Surprising things have been happening lately. First, is the judge who thought he was still in his home territory. He illegally parked his car and promptly got apprehended with his license plates removed. He apparently considered that a mortal sin against someone feeling privileged.
Personally, we were never in favor of the unilateral removal of license plates. But then the judge should have done what we failed to do a long time ago, and that is to test the validity of the practice of removing license plates before the proper courts. It had once been tested, but in a decision limited to Metro Manila.
Instead, the judge went back home, and in the comfort and safety of his court, issued a subpoena to the law enforcement officers who removed his license plate. We understand that he would later withdraw the subpoena he unilaterally issued and may now be seeking channels of communication to city officials who are obviously pissed off with him.
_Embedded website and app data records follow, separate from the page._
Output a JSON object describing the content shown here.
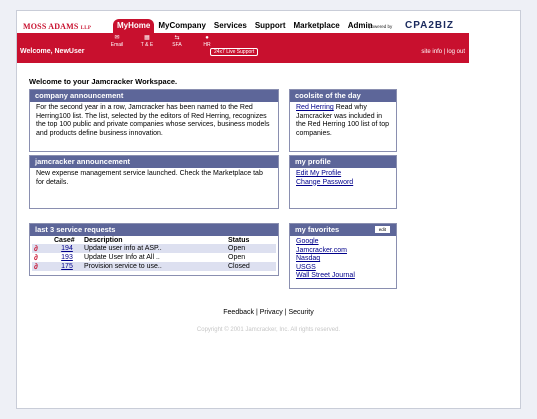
{
  "logo": {
    "name": "MOSS ADAMS",
    "suffix": "LLP"
  },
  "nav": {
    "items": [
      "MyHome",
      "MyCompany",
      "Services",
      "Support",
      "Marketplace",
      "Admin"
    ]
  },
  "powered_by": "powered by",
  "brand": "CPA2BIZ",
  "subnav": [
    {
      "label": "Email",
      "icon": "envelope-icon",
      "glyph": "✉"
    },
    {
      "label": "T & E",
      "icon": "calendar-icon",
      "glyph": "▦"
    },
    {
      "label": "SFA",
      "icon": "arrows-icon",
      "glyph": "⇆"
    },
    {
      "label": "HR",
      "icon": "person-icon",
      "glyph": "●"
    }
  ],
  "welcome": "Welcome, NewUser",
  "live_support": "24x7 Live Support",
  "toplinks": {
    "site_info": "site info",
    "separator": "|",
    "log_out": "log out"
  },
  "intro": "Welcome to your Jamcracker Workspace.",
  "company_announcement": {
    "title": "company announcement",
    "body": "For the second year in a row, Jamcracker has been named to the Red Herring100 list.  The list, selected by the editors of Red Herring, recognizes the top 100 public and private companies whose services, business models and products define business innovation."
  },
  "coolsite": {
    "title": "coolsite of the day",
    "link": "Red Herring",
    "body": " Read why Jamcracker was included in the Red Herring 100 list of top companies."
  },
  "jamcracker_announcement": {
    "title": "jamcracker announcement",
    "body": "New expense management service launched.  Check the Marketplace tab for details."
  },
  "profile": {
    "title": "my profile",
    "links": [
      "Edit My Profile",
      "Change Password"
    ]
  },
  "service_requests": {
    "title": "last 3 service requests",
    "headers": {
      "case": "Case#",
      "description": "Description",
      "status": "Status"
    },
    "rows": [
      {
        "case": "194",
        "description": "Update user info at ASP..",
        "status": "Open"
      },
      {
        "case": "193",
        "description": "Update User Info at All ..",
        "status": "Open"
      },
      {
        "case": "175",
        "description": "Provision service to use..",
        "status": "Closed"
      }
    ]
  },
  "favorites": {
    "title": "my favorites",
    "edit": "edit",
    "links": [
      "Google",
      "Jamcracker.com",
      "Nasdaq",
      "USGS",
      "Wall Street Journal"
    ]
  },
  "footer": {
    "feedback": "Feedback",
    "privacy": "Privacy",
    "security": "Security",
    "sep": "|"
  },
  "copyright": "Copyright © 2001 Jamcracker, Inc. All rights reserved.",
  "colors": {
    "brand_red": "#c8102e",
    "panel_header": "#5d6699",
    "link": "#00008b"
  }
}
A subpoena is supposed to be a remedy to secure the attendance of witnesses to a pending court or other proceeding. It is an incident to a pending principal action.
The order of the court that we saw on the Internet shows that the subpoena was issued for an alleged charge for indirect contempt. Under the law, indirect contempt is initiated by a written charge, furnished to the respondents. Then the respondents are given the opportunity to comment. The issuance of a subpoena may hardly be the way provided by the rules.
And again, the rules state that a subpoena is effective only if the witness who is summoned resides within 100 kilometers from the court issuing a subpoena. The last we checked, Baguio is some 153 kilometers from the judge rules supreme. The Baguio officers did not have to comply.
Initially, Larry Gacayan and I could not find the name of the judge in the official roll of lawyers. Our search showed that he was not in the Supreme Court list and another list in the Internet. Subsequently someone discovered his name and forwarded it to us. Strange that he was not in the lists that we examined. This mistakenly led Larry and I to initially suspect he was some fake lawyer and therefore a fake judge.
Then we heard that the City Council declared the judge as persona non grata in Baguio. We hope that move was studied well, with all bases covered.
The last time someone was declared persona non grata by a local government, we quickly filed anti-graft cases against the council members who passed it, and the mayor who approved it and they were ordered suspended by the court. This was when journalist Jimmy Laking was declared persona non grata by the municipal officials of La Trinidad. To the relief of everyone, the case was subsequently settled.
The present case may be different only in the sense that the one who was declared persona non grata is a judge. If the measure was meant to be some administrative or disciplinary action, it may run against the constitutional rule that only the Supreme Court has initial jurisdiction to discipline a member of the judiciary.
Finally, the Supreme Court has ruled on ancestral lands in Baguio. It was some sort of a valedictory from retiring Justice Antonio Carpio, who admittedly may be the best Chief Justice we never had.
It looks like Baguio is somehow the favorite subject of valedictory decisions of retiring Justices of the Supreme Court. When Justice Samuel Martires retired from the Supreme Court, his valedictory Baguio decision dealt with the Busol watershed.
He ruled against the National Commission on Indigenous Peoples and in favor of the city’s action in protecting Busol as the “source of a basic necessity of the people of Baguio and other neighboring communities.” Justice, now Ombudsman, Martires wrote that: “Any danger to the sustainability of the Busol Water Reserve affects not only individuals or families inside the watershed but also the entire community relying on it as a source of a basic human necessity – water.” “The preservation of the Busol Forest Reserve involves public interest as it would have a significant impact on the water supply for the City of Baguio.”
Justice Carpio now comes, and his Baguio “valedictory” is also a push back against the NCIP. He upholds what is written in the Indigenous People’s Right Act, that the city, with certain exceptions, is exempt from the coverage of the IPRA law and therefore the NCIP has no legal authority to issue Certificate of Ancestral Land Titles and Certificate of Ancestral Domain Titles in Baguio. Baguio shall remain to be governed by its Charter.
Incidentally, the town of Narvacan, Ilocos Sur has opened a search for Miss Narvacan 2019, in connection with its town fiesta from Dec. 8 to 14. The contest has been made expressly open, also to those coming from the Ilocos region, Baguio, and the rest of the Cordillera.
Some people have expressed concern as to why Baguio and the rest of the Cordillera are included. They blame this on the vice mayor of Narvacan, who perhaps mistakenly think that Baguio and the rest of the Cordillera is included within the jurisdiction of Narvacan.